■ Data for processing ■
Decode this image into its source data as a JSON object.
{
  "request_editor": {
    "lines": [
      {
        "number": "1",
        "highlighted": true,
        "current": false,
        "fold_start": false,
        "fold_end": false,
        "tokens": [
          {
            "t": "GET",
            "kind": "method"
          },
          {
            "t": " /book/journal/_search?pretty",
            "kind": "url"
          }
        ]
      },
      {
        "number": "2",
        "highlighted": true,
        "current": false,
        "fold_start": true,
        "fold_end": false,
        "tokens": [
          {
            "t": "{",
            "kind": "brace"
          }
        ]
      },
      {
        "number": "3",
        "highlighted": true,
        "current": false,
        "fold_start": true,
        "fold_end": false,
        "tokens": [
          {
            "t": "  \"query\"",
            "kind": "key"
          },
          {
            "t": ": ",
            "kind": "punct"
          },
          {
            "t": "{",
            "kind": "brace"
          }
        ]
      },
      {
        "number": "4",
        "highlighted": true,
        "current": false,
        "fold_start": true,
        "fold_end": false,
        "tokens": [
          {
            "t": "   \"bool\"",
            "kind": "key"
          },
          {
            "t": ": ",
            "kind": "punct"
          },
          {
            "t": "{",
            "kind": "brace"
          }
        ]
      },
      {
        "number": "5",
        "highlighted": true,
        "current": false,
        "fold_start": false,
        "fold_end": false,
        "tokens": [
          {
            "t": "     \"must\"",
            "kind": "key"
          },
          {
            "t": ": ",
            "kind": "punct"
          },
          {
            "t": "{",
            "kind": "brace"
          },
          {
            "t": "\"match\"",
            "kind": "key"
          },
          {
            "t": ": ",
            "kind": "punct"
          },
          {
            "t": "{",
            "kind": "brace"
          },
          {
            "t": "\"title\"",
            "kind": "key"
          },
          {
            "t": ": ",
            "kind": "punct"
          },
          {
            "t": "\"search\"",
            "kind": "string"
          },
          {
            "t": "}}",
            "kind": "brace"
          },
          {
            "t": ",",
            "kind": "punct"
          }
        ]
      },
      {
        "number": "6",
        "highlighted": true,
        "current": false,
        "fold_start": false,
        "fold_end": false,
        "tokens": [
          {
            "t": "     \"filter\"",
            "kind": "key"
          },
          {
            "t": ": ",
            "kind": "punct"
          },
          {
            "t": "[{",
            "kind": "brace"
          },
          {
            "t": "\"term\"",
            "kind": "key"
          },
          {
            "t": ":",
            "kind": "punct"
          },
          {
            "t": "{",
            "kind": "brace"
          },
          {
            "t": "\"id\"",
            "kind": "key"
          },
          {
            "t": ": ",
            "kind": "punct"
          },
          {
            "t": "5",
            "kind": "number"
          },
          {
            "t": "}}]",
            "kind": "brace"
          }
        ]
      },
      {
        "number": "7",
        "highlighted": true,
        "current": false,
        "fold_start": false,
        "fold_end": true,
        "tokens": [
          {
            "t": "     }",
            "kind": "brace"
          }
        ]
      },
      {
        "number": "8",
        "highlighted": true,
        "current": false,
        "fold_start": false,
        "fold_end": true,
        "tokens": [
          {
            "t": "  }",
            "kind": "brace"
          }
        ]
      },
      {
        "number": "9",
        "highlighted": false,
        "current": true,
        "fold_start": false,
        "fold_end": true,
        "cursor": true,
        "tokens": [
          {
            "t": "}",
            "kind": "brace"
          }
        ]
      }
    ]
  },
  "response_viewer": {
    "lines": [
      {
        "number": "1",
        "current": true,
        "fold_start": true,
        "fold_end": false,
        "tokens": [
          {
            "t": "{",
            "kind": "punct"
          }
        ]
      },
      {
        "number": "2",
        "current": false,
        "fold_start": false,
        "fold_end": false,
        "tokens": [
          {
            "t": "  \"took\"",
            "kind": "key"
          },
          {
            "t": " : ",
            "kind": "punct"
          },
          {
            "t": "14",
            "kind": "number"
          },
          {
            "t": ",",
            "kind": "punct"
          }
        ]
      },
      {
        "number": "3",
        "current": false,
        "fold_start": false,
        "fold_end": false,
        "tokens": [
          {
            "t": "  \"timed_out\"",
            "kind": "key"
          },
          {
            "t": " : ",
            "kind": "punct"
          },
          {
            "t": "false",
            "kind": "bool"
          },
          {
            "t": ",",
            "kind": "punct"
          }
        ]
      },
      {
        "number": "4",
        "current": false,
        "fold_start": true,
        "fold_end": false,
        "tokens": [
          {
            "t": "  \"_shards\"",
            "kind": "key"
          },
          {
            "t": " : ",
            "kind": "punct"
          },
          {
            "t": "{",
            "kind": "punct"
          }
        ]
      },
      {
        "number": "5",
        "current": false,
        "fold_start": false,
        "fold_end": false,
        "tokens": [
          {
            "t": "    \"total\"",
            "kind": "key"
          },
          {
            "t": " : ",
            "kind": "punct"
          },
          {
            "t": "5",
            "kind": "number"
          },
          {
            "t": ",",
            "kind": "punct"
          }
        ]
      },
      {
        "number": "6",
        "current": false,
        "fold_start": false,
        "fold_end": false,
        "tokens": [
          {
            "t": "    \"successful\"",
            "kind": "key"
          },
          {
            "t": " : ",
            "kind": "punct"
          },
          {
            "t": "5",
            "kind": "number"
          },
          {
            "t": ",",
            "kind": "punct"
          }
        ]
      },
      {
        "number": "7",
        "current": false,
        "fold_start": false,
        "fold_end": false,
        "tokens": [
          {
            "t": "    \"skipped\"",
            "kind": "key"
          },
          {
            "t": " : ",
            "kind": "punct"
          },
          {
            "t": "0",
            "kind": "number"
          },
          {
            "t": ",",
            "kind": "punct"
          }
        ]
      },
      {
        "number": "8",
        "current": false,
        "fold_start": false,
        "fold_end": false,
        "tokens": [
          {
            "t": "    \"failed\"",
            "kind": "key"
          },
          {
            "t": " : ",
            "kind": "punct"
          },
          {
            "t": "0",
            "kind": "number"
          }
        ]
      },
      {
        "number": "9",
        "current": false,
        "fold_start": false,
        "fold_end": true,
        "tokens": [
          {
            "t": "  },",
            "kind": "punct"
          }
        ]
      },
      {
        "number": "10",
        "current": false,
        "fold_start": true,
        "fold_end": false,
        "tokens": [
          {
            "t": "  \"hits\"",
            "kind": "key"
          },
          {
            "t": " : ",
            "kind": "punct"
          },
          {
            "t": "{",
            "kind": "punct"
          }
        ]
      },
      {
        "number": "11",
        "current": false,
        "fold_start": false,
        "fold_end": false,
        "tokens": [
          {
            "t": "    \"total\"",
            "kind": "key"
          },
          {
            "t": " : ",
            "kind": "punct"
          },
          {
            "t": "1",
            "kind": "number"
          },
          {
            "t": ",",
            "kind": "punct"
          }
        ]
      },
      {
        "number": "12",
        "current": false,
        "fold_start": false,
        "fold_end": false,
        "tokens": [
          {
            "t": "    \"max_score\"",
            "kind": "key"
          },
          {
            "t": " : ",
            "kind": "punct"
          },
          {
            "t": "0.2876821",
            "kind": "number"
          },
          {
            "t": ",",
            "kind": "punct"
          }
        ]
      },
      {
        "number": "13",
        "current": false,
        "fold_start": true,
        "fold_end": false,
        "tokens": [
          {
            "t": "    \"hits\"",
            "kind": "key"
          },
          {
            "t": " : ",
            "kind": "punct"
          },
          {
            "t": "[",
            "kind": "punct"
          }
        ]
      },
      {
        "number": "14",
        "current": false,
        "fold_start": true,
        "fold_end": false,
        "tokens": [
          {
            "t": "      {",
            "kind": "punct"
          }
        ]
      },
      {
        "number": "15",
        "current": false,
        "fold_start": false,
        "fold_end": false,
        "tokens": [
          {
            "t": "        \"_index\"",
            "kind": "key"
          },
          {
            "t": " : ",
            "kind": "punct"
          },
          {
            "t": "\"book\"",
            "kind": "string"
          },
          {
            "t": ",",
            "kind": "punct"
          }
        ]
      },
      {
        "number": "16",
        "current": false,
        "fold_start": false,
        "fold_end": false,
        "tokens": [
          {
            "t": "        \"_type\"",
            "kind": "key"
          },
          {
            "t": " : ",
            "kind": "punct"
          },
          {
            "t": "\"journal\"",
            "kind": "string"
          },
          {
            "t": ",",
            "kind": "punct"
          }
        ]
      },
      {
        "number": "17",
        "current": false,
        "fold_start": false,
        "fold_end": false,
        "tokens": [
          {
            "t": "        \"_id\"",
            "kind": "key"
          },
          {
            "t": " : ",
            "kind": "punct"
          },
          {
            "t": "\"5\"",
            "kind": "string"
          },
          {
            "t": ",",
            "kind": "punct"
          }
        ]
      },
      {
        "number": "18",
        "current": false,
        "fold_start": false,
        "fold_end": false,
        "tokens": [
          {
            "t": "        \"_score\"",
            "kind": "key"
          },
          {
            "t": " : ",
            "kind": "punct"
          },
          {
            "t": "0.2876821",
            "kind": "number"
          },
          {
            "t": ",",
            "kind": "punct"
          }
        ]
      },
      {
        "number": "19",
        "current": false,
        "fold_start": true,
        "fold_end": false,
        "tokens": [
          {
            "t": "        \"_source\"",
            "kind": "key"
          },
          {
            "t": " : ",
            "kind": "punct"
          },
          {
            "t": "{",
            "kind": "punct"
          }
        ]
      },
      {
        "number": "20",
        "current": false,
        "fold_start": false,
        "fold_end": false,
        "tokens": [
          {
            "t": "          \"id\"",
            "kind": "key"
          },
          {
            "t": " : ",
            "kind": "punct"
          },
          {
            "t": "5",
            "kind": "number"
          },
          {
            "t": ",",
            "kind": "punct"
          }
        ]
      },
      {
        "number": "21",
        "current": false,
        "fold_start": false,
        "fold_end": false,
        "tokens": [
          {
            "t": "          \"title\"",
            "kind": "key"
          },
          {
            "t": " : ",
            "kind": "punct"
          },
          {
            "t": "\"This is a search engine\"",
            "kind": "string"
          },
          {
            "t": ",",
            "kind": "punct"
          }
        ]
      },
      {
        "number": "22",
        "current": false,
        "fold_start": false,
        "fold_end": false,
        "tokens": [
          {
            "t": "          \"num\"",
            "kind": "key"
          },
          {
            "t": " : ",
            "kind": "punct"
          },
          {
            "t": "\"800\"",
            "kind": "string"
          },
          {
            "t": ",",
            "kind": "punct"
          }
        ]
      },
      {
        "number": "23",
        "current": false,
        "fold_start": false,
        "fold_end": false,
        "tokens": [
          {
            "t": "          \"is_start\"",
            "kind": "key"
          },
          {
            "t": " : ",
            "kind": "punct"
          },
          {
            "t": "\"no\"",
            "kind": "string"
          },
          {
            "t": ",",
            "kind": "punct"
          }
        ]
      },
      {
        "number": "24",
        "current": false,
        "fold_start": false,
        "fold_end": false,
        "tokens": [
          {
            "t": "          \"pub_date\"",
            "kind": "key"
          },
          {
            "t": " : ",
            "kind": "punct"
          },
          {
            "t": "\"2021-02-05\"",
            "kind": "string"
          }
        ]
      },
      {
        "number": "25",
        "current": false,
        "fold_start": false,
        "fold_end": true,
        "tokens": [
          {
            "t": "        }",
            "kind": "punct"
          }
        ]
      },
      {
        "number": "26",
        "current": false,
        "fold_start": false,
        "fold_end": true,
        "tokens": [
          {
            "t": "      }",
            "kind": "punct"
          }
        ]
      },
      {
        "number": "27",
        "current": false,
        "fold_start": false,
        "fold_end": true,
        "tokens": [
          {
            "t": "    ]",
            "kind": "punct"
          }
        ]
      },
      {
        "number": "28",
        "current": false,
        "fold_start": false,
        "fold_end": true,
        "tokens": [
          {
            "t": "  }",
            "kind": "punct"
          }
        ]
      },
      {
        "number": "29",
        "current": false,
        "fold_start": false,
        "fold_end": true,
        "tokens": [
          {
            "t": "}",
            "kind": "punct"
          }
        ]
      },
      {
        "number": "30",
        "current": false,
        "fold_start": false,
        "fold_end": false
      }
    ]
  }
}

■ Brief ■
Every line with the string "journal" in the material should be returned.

■ Answer to this problem ■
            "t": " /book/journal/_search?pretty",
            "t": "\"journal\"",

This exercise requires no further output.